_TRY IT_. Every line of the entries below that includes "forwards" belongs in the answer, copied as written.

----- EXERCISE DATA -----

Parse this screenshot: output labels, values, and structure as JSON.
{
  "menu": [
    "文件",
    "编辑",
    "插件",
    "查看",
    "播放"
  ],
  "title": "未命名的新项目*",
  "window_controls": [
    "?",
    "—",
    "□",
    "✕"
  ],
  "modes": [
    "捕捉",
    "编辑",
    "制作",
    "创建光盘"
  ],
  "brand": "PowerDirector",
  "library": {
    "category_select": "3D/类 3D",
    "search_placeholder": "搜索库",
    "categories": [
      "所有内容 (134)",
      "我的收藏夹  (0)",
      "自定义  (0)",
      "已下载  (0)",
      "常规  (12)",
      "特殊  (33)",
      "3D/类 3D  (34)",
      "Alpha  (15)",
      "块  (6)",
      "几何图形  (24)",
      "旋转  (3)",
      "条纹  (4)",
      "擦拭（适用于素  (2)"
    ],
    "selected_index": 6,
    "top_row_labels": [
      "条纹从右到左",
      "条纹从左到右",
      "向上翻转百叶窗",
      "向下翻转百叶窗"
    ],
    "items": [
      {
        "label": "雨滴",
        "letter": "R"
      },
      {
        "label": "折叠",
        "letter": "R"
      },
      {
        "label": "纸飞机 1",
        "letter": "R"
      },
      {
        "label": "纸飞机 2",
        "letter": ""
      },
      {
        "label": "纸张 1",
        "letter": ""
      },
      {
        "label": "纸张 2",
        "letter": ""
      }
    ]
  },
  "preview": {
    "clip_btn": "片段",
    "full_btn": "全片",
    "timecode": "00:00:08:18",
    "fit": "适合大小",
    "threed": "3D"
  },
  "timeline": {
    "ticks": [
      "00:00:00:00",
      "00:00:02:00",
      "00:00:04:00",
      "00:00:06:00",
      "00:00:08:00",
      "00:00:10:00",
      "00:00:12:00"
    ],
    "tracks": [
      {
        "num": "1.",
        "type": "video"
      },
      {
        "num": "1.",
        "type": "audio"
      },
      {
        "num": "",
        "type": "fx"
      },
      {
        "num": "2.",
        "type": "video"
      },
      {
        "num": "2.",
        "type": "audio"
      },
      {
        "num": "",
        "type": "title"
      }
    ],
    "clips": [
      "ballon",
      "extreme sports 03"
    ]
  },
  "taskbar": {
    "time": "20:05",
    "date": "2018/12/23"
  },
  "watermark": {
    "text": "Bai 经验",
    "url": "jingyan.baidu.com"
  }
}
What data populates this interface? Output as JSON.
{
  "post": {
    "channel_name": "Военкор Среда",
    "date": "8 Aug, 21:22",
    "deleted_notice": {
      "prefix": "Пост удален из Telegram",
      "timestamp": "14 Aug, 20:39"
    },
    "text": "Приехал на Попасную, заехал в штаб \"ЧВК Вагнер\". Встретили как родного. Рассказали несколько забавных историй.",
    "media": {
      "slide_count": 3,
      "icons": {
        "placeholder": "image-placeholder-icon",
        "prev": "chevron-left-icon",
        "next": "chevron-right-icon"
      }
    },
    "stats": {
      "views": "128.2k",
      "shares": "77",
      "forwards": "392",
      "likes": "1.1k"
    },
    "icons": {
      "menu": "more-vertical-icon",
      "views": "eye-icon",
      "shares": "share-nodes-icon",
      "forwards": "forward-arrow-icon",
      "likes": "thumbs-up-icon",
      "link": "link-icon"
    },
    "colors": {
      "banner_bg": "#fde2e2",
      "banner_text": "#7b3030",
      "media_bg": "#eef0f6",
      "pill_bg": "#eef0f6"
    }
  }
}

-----

_RESPONSE FOR THIS EXERCISE_.
      "forwards": "392",
      "forwards": "forward-arrow-icon",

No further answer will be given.